The annual Ontario ear mould and DON (vomitoxin) survey was completed September 23rd to October 2nd. The purpose of the survey is to measure the relative levels of DON in the grain corn crop just prior to harvest to provide information for growers and industry. A total of 245 samples were collected from across the province. Visual mould and DON levels were in line with long term survey averages, with 89% of samples testing less than 2.00 ppm with the remainder testing 2 – 5 ppm. Samples were generally well distributed across the province, with exception of some more higher testing samples in the far southwest. As in most years, even those areas with low DON risk, there was still reports of elevated DON levels in fields, so monitoring is always suggested. The 2020 Ontario DON survey report is available at Fieldcropnews.com (https://bit.ly/38cE2mp).

Ear feeding from western bean cutworm and corn earworm was present in some samples but at incidence levels lower than most years.  This is  likely a result of timely planting and corn tasseling prior to peak western bean cutworm moth flights.

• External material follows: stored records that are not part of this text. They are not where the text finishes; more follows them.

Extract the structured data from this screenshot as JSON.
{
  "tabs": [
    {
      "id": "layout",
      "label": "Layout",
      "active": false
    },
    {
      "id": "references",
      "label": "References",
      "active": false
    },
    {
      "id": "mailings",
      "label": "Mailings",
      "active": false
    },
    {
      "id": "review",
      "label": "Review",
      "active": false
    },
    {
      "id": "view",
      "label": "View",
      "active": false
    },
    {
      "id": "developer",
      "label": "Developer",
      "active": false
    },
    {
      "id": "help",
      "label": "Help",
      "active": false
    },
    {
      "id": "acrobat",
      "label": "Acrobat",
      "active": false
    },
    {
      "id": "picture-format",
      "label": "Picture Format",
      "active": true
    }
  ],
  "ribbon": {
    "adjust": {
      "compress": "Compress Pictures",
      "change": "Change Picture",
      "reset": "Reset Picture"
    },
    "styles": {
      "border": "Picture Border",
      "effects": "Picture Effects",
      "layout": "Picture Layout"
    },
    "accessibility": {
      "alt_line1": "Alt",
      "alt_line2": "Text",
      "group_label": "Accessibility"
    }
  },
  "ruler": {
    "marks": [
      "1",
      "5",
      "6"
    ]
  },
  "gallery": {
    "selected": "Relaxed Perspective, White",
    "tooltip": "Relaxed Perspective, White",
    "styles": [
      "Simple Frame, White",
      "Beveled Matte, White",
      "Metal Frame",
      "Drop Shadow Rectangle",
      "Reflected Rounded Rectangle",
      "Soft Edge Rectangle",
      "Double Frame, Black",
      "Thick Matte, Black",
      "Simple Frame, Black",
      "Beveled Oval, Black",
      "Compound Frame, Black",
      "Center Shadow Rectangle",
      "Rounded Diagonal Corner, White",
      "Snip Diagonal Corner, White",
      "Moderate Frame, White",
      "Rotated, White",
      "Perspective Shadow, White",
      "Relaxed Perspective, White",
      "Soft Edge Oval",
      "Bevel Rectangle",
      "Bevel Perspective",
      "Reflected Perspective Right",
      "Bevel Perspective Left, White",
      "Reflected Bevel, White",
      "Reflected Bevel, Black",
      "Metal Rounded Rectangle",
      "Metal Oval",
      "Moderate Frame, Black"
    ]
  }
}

Where ear feeding was present, ear damage appeared to elevate risks for ear mould and DON.

Some high moisture or early market corn harvest started late September. Grain corn harvest for drying was starting in some areas as early as the first week of October. Cooler temperatures and frequent light rains slowed harvest in areas through the second half of October. Harvest was wrapping up by early November in more advanced areas. With exceptional weather (sunshine, well above normal temperatures) during the first two weeks of November, harvest progress on remaining corn was rapid, with majority of crop off by mid-November.

Many growers were reporting average to slightly above average yields, with exceptions where dryness lingered well into the growing season, especially on soils with poor moisture holding capacity. Quality and test weight reports in most areas suggested minimal impact from early frost, though there were reports of less mature corn taking longer to dry in field. Reports of DON were generally low, though some higher testing fields were noted, particularly in the far southwest.

As of December 15, 72% of Agricorp insured grain corn acres had been reported with an average yield of 178 bu/ac. This is 102% to the 10-year average yield of 175 bu/ac for these same growers. Estimated yield for Ontario is 164 bu/ac (OMAFRA Crop Statistics), 102% of the 10-year average grain corn yield of 161 bu/ac (2010-2019) (OMAFRA Crop Statistics).

Ontario Corn Committee (OCC) hybrid trial results are available at the homepage of GOCorn.net or https://bit.ly/37r2EZw. Several options exist for viewing data, including a printable PDF, sortable spreadsheets (yield index, moisture, lodging, company or hybrid name etc.) and yield by moisture graphs demonstrating the trade-off between yield and harvest moisture of hybrids within each OCC table.